◆ **Exercise goal**
Using the data below, work out how many lines contain the word "Sign", then state that number without comment.

◆ **Dataset content**
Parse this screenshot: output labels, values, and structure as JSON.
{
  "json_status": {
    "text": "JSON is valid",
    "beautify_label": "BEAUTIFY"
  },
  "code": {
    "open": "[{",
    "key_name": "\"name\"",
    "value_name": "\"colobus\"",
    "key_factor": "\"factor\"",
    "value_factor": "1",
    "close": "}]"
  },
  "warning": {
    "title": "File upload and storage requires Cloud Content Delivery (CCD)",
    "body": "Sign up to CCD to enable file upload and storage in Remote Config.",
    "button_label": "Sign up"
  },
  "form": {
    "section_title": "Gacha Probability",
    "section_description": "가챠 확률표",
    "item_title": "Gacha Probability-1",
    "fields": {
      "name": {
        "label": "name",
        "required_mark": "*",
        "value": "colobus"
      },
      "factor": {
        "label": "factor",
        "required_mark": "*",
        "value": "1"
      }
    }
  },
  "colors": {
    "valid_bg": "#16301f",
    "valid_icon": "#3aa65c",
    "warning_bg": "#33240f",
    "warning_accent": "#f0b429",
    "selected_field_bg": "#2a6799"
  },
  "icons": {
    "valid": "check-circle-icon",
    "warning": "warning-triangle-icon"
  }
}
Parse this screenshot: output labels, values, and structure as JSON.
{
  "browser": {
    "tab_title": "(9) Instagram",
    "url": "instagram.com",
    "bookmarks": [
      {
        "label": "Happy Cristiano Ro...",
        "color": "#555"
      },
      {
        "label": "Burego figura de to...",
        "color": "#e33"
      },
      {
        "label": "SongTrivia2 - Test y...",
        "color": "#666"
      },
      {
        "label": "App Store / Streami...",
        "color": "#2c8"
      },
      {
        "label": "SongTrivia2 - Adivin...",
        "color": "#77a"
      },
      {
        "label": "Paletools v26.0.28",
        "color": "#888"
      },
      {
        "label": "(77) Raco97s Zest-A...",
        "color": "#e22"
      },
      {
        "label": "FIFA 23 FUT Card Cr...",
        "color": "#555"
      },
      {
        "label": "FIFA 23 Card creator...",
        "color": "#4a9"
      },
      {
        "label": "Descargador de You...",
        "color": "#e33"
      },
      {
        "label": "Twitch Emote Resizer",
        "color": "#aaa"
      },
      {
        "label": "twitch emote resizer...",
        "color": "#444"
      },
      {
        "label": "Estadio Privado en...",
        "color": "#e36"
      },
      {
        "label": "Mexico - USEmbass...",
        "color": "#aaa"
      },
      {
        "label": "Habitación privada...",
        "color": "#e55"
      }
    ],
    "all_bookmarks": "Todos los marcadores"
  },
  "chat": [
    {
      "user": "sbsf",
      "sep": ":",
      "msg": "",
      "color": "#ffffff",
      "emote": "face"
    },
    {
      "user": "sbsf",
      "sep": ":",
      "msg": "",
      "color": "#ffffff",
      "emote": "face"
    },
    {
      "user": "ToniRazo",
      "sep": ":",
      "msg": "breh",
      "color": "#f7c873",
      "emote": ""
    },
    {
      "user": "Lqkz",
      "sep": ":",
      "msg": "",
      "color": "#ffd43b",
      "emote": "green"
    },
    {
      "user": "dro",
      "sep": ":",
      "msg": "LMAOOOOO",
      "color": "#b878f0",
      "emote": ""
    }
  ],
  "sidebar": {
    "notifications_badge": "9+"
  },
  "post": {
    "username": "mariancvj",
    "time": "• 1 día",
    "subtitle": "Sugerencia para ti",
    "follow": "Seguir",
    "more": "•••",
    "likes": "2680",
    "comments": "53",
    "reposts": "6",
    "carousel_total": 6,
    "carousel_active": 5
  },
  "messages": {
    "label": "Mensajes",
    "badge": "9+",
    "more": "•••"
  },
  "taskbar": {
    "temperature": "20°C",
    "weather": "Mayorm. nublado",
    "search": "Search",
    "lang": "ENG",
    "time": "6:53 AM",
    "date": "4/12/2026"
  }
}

◆ **Output**
2